━━━ Data

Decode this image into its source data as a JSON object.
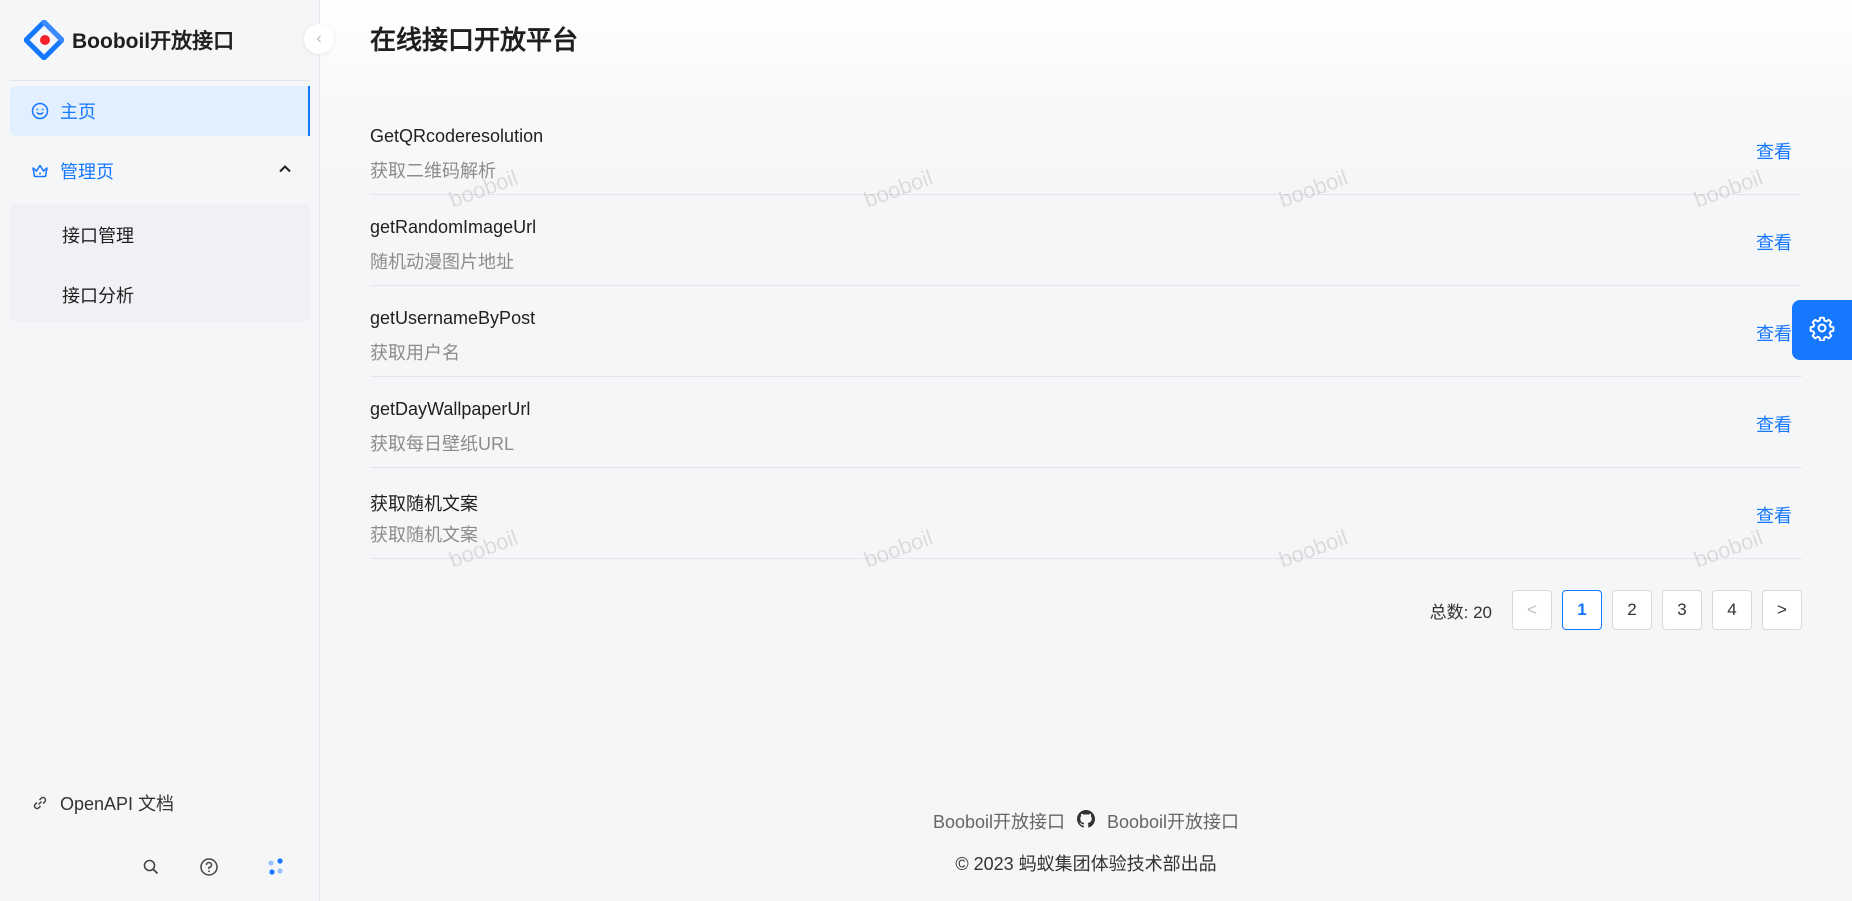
{
  "app": {
    "name": "Booboil开放接口"
  },
  "sidebar": {
    "home": "主页",
    "manage": "管理页",
    "sub_items": [
      "接口管理",
      "接口分析"
    ],
    "openapi": "OpenAPI 文档"
  },
  "main": {
    "title": "在线接口开放平台",
    "items": [
      {
        "name": "GetQRcoderesolution",
        "desc": "获取二维码解析",
        "action": "查看"
      },
      {
        "name": "getRandomImageUrl",
        "desc": "随机动漫图片地址",
        "action": "查看"
      },
      {
        "name": "getUsernameByPost",
        "desc": "获取用户名",
        "action": "查看"
      },
      {
        "name": "getDayWallpaperUrl",
        "desc": "获取每日壁纸URL",
        "action": "查看"
      },
      {
        "name": "获取随机文案",
        "desc": "获取随机文案",
        "action": "查看"
      }
    ],
    "watermark": "booboil"
  },
  "pagination": {
    "total_label": "总数:",
    "total": "20",
    "pages": [
      "1",
      "2",
      "3",
      "4"
    ],
    "current": "1",
    "prev": "<",
    "next": ">"
  },
  "footer": {
    "link_left": "Booboil开放接口",
    "link_right": "Booboil开放接口",
    "copyright": "© 2023 蚂蚁集团体验技术部出品"
  },
  "colors": {
    "accent": "#1677ff",
    "active_bg": "#e1efff"
  },
  "icons": [
    "logo-icon",
    "smile-icon",
    "crown-icon",
    "chevron-up-icon",
    "link-icon",
    "search-icon",
    "question-icon",
    "dots-icon",
    "github-icon",
    "gear-icon",
    "chevron-left-icon",
    "chevron-right-icon"
  ]
}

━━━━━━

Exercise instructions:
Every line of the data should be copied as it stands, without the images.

Result below:
Decode this image into its source data as a JSON object.
{
  "app": {
    "name": "Booboil开放接口"
  },
  "sidebar": {
    "home": "主页",
    "manage": "管理页",
    "sub_items": [
      "接口管理",
      "接口分析"
    ],
    "openapi": "OpenAPI 文档"
  },
  "main": {
    "title": "在线接口开放平台",
    "items": [
      {
        "name": "GetQRcoderesolution",
        "desc": "获取二维码解析",
        "action": "查看"
      },
      {
        "name": "getRandomImageUrl",
        "desc": "随机动漫图片地址",
        "action": "查看"
      },
      {
        "name": "getUsernameByPost",
        "desc": "获取用户名",
        "action": "查看"
      },
      {
        "name": "getDayWallpaperUrl",
        "desc": "获取每日壁纸URL",
        "action": "查看"
      },
      {
        "name": "获取随机文案",
        "desc": "获取随机文案",
        "action": "查看"
      }
    ],
    "watermark": "booboil"
  },
  "pagination": {
    "total_label": "总数:",
    "total": "20",
    "pages": [
      "1",
      "2",
      "3",
      "4"
    ],
    "current": "1",
    "prev": "<",
    "next": ">"
  },
  "footer": {
    "link_left": "Booboil开放接口",
    "link_right": "Booboil开放接口",
    "copyright": "© 2023 蚂蚁集团体验技术部出品"
  },
  "colors": {
    "accent": "#1677ff",
    "active_bg": "#e1efff"
  },
  "icons": [
    "logo-icon",
    "smile-icon",
    "crown-icon",
    "chevron-up-icon",
    "link-icon",
    "search-icon",
    "question-icon",
    "dots-icon",
    "github-icon",
    "gear-icon",
    "chevron-left-icon",
    "chevron-right-icon"
  ]
}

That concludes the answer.